There is little science on the Science Channel, almost no history on the History Channel, nothing to discover on Discover, and you will look long and hard to find any art on the Arts and Entertainment network.
And if you learn anything from The Learning Channel, it is that America’s intellectual level has dropped from the sky like a disabled alien spacecraft, to crash and burn in a desert of mindlessness.
The History Channel, for instance, now specializes in (as explained on Wikipedia): “mythical creatures, monsters, UFOs, aliens, truck drivers, alligator hunters, pawn stores, antique and collectible ‘pickers,’ car restoring, religions, disaster scenarios, and apocalyptic ‘after man’ scenarios,” to say nothing about credulous explorations of the writings of Nostradamus.

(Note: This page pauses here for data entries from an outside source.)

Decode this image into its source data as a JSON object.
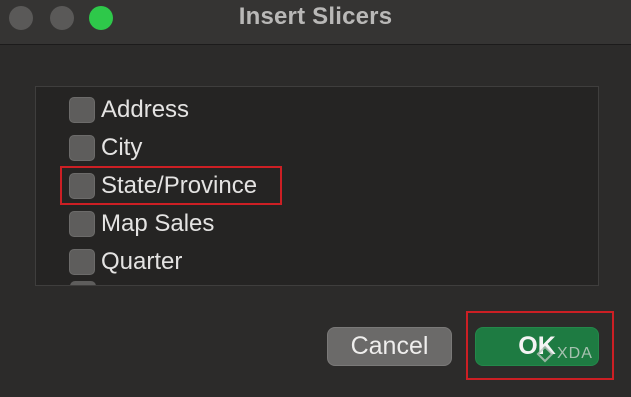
{
  "window": {
    "title": "Insert Slicers"
  },
  "fields": [
    {
      "label": "Address",
      "checked": false
    },
    {
      "label": "City",
      "checked": false
    },
    {
      "label": "State/Province",
      "checked": false
    },
    {
      "label": "Map Sales",
      "checked": false
    },
    {
      "label": "Quarter",
      "checked": false
    }
  ],
  "buttons": {
    "cancel_label": "Cancel",
    "ok_label": "OK"
  },
  "watermark": {
    "text": "XDA"
  },
  "colors": {
    "highlight": "#cc1f24",
    "ok_button": "#1e7b42",
    "zoom_button": "#2ec84a"
  }
}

Each of these channels began with virtuous motives, and for their early years, created or acquired genuine documentaries for TV viewers, but as they have come to seek ratings over virtue, each has bitten the bait, and now gives us “reality” programming, sensationalist pseudoscience, and celebrities, celebrities, celebrities.
The prime offender of this last are the cooking and food channels, which at one time gave us instruction on cooking and food, but now concentrate on celebrity chefs, some even with studio audiences to applaud and ooh. Julia Child actually taught us something.
And it isn’t just that Bravo or A&E have given us the bait-and-switch, but that even once laudable programming on PBS has been dumbed down to provide more “entertainment” and less hard information. Their once-proud flagship program NOVA has become a showcase for the high-jinx of such “info-comics” as David Pogue, “Destroyer of Brain Cells.”
It is as if no one believes that actual history or science or art can hold its own in a world of Gypsy housewives of LA married to lumberjacks who look for gold in Alaska and find Nazi ghosts piloting flying saucers from the future, as predicted by Nostradamus.
(Note to Discovery: I now have a copyright on that idea, in case you decide to make such a series.)
I have no complaints with science writers who make complex and often mathematically dense material comprehensible for laymen, such as myself. That is what NOVA used to do: It was aimed at intelligent non-scientists, people with an interest but without the background and training; it now seems aimed at Cletus Spuckler and his family of slack-jawed yokels from The Simpsons.
Is it any wonder that American students fail so badly in math and science, or that a scary percentage of American voters don’t believe in basic scientific principles, and that a major political party carries on a non-too-disguised war on science? We believe in ghosts, UFOs, and ESP, but not in evolution, global warming or environmental degradation. One scratches one’s head.
At least PBS still maintains a veneer of science or history in their documentaries, the commercial cable channels have given up completely. It is all hokum shot through night-vision goggles looking for trumped up ghosts, or teams of competing slackers moaning and groaning about how hard it is to beat the deadline making spangles for their dresses or how to turn squid beaks into desserts for the panel of judges.
How is America not embarrassed to show its face in the world for presenting Toddlers and Tiaras, Here Comes Honey Boo Boo, I Didn’t Know I Was Pregnant, I Eat 33,000 Calories A Day, Potty Power, Sarah Palin’s Alaska, Starter Wives Confidential, Trading Spouses, Wedding Dress Wars, or Big Hair Alaska? And those are just from Discovery.
The History Channel (now, of course, rebranded as History, keeping the only part of their name that doesn’t describe anything true about itself) has offered: Ancient Aliens, Ancients Behaving Badly, Angels and Demons: Decoded, Ax Men, The Bible Code: Predicting Armegeddon, Big Shrimpin’, Cajun Pawn Stars, Comic Book Superheroes Unmasked, God, Guns and Automobiles, Hairy Bikers, Ice Road Truckers, Shark Wranglers, Swamp People, and, of course, UFO Hunters.
Its highest-rated show, Pawn Stars, exemplifies one of the unpleasant trends in this new field of television. So many “reality” shows (I can’t help but put quotes around the word “reality,” since the word is so horribly misused in this application) rely on having a bully at its center, whether it was Simon Cowell on American Idol or here, with “Old Man” Richard Harrison, a truly repulsive ignorant blusterer lording it over his clan like a cartoon patriarch, an uneducated know-it-all, with little sense of curiosity — there is no glow in his ball-bearing eyes, just the dull, yellowish glare of a sluggish dragon guarding its horde.
So much of TV is either aimed at or about the unwashed, uneducated and superstitious, as if all of America lived in a trailer park and had only half its teeth. It’s the Jerry-Springerization of America, and it cannot bode well for our future.
So, the rest of us find ourselves either leaving TV altogether, or braving the ridicule of our friends and family, tuning in to C-Span 2 on the weekends to watch Book TV. It’s the last bastion of a medium that used to bring us Omnibus, Young People’s Concerts and BBC nature programs.